Whenever a line below includes the string "true", show it.

Component data from apps and pages:
____________

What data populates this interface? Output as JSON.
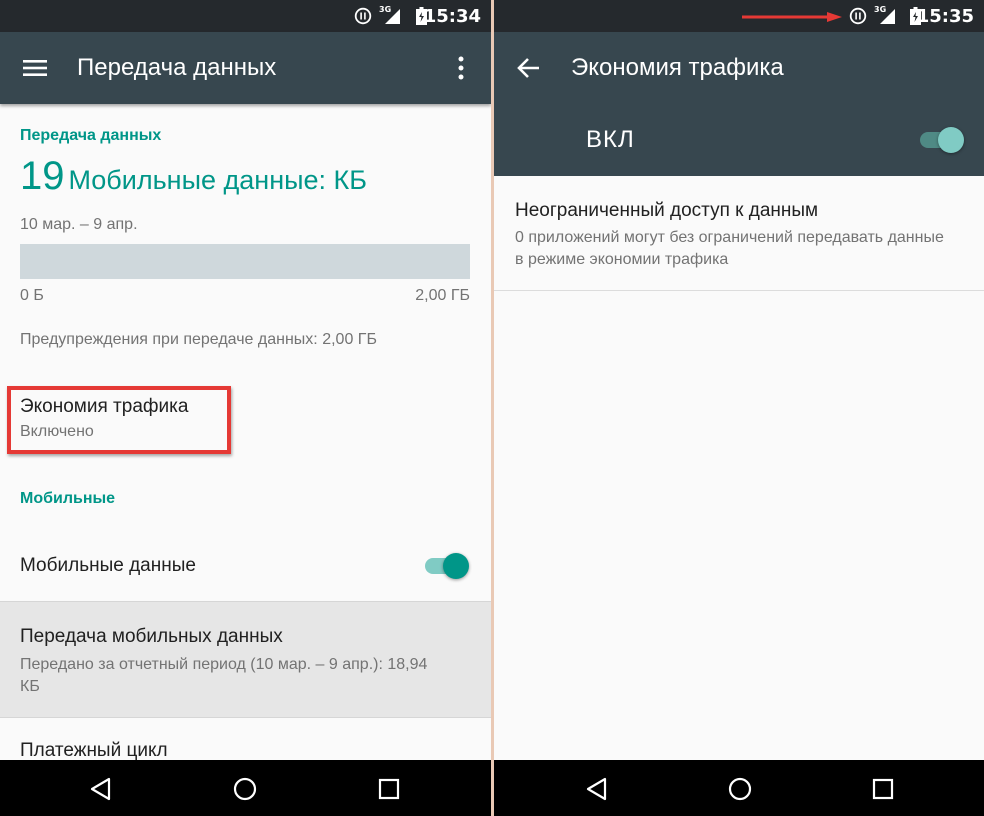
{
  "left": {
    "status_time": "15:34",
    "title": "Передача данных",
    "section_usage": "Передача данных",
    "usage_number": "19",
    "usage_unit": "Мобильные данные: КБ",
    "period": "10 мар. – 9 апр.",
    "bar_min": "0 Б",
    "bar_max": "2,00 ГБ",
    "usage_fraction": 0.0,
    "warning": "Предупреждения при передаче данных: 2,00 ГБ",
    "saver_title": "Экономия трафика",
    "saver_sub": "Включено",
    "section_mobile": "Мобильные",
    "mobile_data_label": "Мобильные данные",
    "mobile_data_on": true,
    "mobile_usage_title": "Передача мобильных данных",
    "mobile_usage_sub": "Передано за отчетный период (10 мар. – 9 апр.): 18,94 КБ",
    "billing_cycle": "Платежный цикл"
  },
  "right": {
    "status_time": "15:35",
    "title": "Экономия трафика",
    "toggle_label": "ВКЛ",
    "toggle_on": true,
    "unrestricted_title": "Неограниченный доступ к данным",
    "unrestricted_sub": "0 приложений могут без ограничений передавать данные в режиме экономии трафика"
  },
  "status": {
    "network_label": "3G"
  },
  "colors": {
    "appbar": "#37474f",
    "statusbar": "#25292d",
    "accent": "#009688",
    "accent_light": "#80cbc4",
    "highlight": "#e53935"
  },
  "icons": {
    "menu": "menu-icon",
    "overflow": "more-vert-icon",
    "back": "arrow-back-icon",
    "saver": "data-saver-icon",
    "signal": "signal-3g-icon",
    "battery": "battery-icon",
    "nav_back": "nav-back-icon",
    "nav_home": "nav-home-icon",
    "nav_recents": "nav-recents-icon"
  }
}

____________

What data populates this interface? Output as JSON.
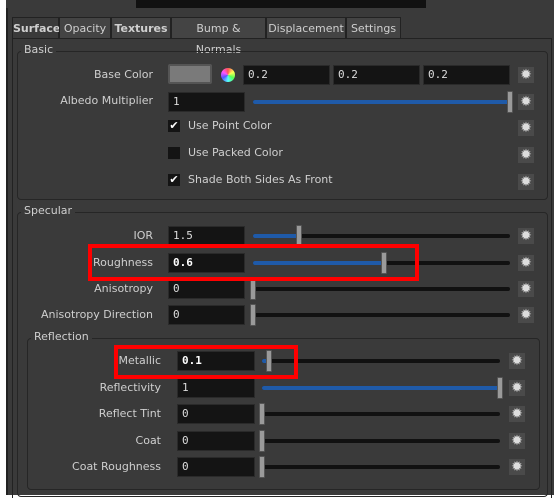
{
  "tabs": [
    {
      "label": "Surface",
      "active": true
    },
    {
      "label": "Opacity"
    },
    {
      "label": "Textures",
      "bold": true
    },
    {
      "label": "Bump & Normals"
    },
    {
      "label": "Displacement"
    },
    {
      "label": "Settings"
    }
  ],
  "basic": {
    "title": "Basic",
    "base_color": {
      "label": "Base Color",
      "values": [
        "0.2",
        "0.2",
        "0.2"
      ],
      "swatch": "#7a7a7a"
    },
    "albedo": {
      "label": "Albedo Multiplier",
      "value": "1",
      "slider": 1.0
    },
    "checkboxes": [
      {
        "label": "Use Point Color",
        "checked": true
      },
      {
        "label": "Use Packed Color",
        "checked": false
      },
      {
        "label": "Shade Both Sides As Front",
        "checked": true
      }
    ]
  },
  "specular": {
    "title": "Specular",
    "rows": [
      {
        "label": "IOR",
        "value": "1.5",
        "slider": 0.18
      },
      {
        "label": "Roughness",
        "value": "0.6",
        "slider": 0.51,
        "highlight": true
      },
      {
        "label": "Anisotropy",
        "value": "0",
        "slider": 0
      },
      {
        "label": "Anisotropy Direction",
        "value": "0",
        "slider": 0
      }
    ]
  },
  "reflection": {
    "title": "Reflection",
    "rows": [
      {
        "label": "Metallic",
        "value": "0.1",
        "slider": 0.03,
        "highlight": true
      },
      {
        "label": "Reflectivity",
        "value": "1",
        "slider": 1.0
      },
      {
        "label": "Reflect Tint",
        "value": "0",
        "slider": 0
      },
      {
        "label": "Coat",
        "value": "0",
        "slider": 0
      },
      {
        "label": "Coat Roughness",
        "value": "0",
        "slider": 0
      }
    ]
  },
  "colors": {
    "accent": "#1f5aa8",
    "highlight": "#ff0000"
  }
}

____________

**Exercise answer:**
    "mobile_data_on": true,
    "toggle_on": true,
      "active": true
      "bold": true
        "checked": true
        "checked": true
        "highlight": true
        "highlight": true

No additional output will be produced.